"If it is excessive, I will go to a house from whence no tyrant can remove me. I keep in mind always that the door is open, that I can walk out when I please, and retire to that hospitable house which is at all times open to all the world; for beyond my undermost garment, beyond my body, no man living has any power over me. If your situation is upon the whole disagreeable; if your house smokes too much for you, said the Stoics, walk forth by all means. But walk forth without, repining, without murmuring or complaining. Walk forth calm, contented, rejoicing, returning thanks to the Gods, who, from their infinite bounty, have opened the safe and quiet harbour of death, at all times ready to receive us from the stormy ocean of human life; who have prepared this sacred, this inviolable, this great asylum, always open, always accessible; altogether beyond the reach of human rage and injustice; and large enough to contain both all those who wish, and all those who do not wish to retire to it: an asylum which takes away from every man every pretence of complaining, or even of fancying that there can be any evil in human life, except such as he may suffer from his own folly and weakness."
— Smith, Adam (1723-1790)
(text from http://www.econlib.org, VII.ii.30; cf. pp. 279-80 in Liberty Fund ed.)
Text checked against The Theory of Moral Sentiments; or, an Essay Towards an Analysis of the Principles by Which Men Naturally Judge Concerning the Conduct and Character, First of Their Neighbours, and Afterwards of Themselves. To Which Is Added, A Dissertation on the Origin of Languages. by Adam Smith, LL. D. Fellow of the Royal Societies of London and Edinburgh; One of the Commissioners of His Majesty's Customs in Scotland; and Formerly Professor of Moral Philosophy in the University of Glasgow. The Sixth Edition, With Considerable Additions and Corrections.
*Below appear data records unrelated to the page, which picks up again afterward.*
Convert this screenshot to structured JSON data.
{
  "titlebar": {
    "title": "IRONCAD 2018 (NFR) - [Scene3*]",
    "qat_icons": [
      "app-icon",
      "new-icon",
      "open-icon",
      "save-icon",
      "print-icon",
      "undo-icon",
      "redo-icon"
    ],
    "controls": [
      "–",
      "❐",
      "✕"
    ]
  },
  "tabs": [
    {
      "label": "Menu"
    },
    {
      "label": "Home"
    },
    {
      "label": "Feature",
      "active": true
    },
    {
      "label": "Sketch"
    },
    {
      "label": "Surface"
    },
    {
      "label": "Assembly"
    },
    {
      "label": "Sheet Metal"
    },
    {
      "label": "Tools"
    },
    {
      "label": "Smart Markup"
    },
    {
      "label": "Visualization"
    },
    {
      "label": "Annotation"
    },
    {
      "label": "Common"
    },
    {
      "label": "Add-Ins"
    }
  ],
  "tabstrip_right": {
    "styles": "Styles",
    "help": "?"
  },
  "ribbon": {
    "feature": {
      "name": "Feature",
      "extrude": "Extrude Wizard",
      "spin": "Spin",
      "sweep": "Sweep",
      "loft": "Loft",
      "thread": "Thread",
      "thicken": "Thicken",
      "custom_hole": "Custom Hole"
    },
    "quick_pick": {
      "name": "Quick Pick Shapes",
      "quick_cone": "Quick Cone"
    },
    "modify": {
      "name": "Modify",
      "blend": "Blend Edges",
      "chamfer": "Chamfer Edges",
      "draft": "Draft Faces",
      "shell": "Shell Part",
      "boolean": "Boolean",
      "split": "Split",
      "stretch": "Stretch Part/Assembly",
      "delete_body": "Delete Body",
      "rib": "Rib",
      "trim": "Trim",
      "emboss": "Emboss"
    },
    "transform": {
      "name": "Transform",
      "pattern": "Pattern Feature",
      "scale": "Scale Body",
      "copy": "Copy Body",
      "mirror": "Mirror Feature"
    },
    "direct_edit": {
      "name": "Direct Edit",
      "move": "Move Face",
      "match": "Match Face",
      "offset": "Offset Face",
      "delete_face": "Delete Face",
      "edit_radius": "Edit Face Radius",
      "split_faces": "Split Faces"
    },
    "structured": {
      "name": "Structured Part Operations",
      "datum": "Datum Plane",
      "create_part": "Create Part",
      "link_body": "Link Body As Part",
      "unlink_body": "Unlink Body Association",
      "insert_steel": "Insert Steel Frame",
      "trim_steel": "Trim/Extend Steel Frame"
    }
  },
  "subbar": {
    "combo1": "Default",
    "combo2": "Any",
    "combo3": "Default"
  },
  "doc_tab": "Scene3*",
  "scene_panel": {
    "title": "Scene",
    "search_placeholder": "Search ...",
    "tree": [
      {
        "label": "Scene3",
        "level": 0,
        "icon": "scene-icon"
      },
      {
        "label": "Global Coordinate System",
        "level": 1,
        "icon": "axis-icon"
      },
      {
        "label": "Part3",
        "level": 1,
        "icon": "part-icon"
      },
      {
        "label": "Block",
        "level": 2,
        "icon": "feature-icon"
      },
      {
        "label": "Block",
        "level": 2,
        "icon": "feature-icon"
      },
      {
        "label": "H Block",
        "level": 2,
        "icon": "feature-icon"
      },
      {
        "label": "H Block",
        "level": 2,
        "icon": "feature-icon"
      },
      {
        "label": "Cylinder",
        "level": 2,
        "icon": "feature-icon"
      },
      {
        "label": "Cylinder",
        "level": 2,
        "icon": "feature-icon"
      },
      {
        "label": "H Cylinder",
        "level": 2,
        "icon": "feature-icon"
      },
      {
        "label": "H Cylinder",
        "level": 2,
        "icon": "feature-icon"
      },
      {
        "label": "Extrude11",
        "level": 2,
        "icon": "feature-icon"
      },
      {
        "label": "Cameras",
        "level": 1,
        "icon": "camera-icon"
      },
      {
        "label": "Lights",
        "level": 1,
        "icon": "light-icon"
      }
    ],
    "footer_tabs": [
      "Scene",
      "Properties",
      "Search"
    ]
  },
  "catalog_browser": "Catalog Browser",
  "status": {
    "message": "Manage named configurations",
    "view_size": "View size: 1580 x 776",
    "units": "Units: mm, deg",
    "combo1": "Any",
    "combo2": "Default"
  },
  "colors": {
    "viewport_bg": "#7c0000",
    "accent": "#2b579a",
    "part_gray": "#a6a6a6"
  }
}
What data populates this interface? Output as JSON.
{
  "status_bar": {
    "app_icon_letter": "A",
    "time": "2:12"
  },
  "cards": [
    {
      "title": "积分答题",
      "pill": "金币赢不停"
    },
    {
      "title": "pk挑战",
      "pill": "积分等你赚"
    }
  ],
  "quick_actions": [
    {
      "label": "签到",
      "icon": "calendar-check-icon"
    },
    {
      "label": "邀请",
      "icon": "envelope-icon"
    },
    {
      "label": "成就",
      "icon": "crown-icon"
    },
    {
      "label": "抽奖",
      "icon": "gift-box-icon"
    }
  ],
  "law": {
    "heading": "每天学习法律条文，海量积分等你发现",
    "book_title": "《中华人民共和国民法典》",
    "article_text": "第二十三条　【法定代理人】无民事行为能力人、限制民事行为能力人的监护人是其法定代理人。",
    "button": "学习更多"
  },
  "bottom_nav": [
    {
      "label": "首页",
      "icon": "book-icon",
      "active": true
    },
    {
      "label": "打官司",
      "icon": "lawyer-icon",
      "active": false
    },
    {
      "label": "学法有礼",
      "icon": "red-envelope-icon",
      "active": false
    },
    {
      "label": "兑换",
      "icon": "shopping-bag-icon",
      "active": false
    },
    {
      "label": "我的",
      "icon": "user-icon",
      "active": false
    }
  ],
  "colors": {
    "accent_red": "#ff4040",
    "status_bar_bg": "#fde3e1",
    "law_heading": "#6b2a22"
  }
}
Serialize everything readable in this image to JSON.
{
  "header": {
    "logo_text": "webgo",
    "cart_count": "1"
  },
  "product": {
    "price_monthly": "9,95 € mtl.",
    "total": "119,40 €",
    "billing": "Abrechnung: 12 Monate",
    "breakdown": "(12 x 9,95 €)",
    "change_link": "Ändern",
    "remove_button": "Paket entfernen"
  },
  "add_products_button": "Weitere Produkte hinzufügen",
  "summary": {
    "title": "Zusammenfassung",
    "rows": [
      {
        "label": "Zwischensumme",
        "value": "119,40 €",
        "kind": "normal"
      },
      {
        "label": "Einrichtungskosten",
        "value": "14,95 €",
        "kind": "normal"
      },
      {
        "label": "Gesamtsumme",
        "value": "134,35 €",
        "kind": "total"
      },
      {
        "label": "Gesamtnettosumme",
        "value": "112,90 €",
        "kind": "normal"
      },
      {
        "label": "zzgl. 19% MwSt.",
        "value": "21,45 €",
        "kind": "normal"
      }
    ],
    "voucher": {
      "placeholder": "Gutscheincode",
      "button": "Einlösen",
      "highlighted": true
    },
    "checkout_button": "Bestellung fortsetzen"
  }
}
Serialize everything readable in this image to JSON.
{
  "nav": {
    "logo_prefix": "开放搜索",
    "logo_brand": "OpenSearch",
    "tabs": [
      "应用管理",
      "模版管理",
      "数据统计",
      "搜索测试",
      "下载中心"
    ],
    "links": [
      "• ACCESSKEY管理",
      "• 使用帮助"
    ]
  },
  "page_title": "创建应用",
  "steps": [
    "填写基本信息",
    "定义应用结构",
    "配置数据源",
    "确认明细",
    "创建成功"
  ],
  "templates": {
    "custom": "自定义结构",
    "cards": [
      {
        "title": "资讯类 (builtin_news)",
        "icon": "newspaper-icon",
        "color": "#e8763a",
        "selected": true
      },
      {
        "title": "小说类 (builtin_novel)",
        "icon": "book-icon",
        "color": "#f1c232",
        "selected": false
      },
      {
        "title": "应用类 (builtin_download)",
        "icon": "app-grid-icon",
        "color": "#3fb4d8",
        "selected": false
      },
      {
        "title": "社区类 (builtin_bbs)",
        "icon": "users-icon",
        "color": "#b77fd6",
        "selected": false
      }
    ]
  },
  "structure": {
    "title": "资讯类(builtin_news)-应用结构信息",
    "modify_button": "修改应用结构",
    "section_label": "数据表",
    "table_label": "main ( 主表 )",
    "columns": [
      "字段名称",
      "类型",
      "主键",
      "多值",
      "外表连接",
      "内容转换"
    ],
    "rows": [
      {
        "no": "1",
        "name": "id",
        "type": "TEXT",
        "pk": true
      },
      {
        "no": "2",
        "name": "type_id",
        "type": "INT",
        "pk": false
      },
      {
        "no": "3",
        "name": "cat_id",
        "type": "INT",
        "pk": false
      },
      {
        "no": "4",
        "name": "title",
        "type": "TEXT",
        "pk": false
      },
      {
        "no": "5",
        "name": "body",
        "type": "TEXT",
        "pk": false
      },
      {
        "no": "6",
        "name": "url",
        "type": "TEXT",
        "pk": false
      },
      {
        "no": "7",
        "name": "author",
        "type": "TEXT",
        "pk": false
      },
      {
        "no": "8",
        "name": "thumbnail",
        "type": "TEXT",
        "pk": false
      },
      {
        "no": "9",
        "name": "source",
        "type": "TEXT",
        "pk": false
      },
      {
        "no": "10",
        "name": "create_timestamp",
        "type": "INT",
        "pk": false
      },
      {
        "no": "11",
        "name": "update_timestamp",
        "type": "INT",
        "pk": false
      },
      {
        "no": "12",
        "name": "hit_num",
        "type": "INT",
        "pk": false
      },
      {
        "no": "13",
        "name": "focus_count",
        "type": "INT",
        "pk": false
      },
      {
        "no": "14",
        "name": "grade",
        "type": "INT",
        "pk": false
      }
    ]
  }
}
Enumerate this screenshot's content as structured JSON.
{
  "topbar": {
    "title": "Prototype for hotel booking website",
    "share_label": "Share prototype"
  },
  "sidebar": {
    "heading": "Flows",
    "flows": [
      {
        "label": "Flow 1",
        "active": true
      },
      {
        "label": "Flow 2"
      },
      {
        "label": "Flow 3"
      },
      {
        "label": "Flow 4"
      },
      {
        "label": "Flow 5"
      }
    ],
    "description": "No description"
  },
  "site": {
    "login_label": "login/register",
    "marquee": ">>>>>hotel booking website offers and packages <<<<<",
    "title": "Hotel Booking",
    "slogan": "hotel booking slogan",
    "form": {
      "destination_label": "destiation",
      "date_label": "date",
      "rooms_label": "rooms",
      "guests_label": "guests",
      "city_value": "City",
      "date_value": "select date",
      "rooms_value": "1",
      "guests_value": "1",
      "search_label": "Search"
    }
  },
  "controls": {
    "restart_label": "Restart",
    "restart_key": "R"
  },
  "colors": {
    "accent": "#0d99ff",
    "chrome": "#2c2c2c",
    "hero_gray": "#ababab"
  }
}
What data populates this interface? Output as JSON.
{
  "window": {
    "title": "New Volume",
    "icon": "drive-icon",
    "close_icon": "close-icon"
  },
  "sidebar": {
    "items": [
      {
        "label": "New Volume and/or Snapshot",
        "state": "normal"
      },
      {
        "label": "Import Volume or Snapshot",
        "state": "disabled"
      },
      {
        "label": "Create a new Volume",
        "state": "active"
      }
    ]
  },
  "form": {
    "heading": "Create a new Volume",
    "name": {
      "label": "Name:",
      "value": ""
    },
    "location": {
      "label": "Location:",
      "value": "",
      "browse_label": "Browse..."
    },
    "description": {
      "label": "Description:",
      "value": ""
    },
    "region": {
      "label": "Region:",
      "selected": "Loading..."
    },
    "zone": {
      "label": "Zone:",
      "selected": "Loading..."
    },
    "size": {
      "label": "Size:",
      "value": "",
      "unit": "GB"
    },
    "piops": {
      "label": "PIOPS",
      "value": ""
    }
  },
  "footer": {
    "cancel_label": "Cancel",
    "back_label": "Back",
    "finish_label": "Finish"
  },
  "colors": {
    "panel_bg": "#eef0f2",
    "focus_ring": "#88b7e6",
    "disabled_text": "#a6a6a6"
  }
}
In two volumes. (London: Printed for A. Strahan; and A. Cadell in the Strand; and W. Creech, and J. Bell & Co. at Edinburgh, 1790). <Link to ESTC>